WHAT YOU SHOULD DO: Return every record exactly as it appears. Leave nothing out.

- - - -

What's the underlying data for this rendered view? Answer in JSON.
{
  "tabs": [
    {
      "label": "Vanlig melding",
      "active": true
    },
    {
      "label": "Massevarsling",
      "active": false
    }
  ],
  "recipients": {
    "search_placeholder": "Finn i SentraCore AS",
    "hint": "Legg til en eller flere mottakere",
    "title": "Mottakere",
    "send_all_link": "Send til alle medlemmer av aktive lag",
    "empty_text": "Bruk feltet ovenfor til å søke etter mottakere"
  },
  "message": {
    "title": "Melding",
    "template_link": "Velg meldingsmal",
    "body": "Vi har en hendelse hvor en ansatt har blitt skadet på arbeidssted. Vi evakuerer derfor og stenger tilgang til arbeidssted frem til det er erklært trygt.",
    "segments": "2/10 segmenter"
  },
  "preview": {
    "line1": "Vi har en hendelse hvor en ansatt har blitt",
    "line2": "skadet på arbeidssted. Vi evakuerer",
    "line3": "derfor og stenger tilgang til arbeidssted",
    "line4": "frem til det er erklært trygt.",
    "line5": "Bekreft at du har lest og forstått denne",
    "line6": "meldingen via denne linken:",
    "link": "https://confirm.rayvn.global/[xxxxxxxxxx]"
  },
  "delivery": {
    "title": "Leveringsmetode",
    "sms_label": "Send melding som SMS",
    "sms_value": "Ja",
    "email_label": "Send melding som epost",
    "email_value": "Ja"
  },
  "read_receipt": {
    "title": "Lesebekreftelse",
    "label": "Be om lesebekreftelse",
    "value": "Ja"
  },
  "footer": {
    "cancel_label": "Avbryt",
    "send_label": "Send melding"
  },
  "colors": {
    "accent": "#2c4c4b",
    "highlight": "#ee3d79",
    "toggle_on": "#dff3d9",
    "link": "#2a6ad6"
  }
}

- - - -

RESULT:
What's the underlying data for this rendered view? Answer in JSON.
{
  "tabs": [
    {
      "label": "Vanlig melding",
      "active": true
    },
    {
      "label": "Massevarsling",
      "active": false
    }
  ],
  "recipients": {
    "search_placeholder": "Finn i SentraCore AS",
    "hint": "Legg til en eller flere mottakere",
    "title": "Mottakere",
    "send_all_link": "Send til alle medlemmer av aktive lag",
    "empty_text": "Bruk feltet ovenfor til å søke etter mottakere"
  },
  "message": {
    "title": "Melding",
    "template_link": "Velg meldingsmal",
    "body": "Vi har en hendelse hvor en ansatt har blitt skadet på arbeidssted. Vi evakuerer derfor og stenger tilgang til arbeidssted frem til det er erklært trygt.",
    "segments": "2/10 segmenter"
  },
  "preview": {
    "line1": "Vi har en hendelse hvor en ansatt har blitt",
    "line2": "skadet på arbeidssted. Vi evakuerer",
    "line3": "derfor og stenger tilgang til arbeidssted",
    "line4": "frem til det er erklært trygt.",
    "line5": "Bekreft at du har lest og forstått denne",
    "line6": "meldingen via denne linken:",
    "link": "https://confirm.rayvn.global/[xxxxxxxxxx]"
  },
  "delivery": {
    "title": "Leveringsmetode",
    "sms_label": "Send melding som SMS",
    "sms_value": "Ja",
    "email_label": "Send melding som epost",
    "email_value": "Ja"
  },
  "read_receipt": {
    "title": "Lesebekreftelse",
    "label": "Be om lesebekreftelse",
    "value": "Ja"
  },
  "footer": {
    "cancel_label": "Avbryt",
    "send_label": "Send melding"
  },
  "colors": {
    "accent": "#2c4c4b",
    "highlight": "#ee3d79",
    "toggle_on": "#dff3d9",
    "link": "#2a6ad6"
  }
}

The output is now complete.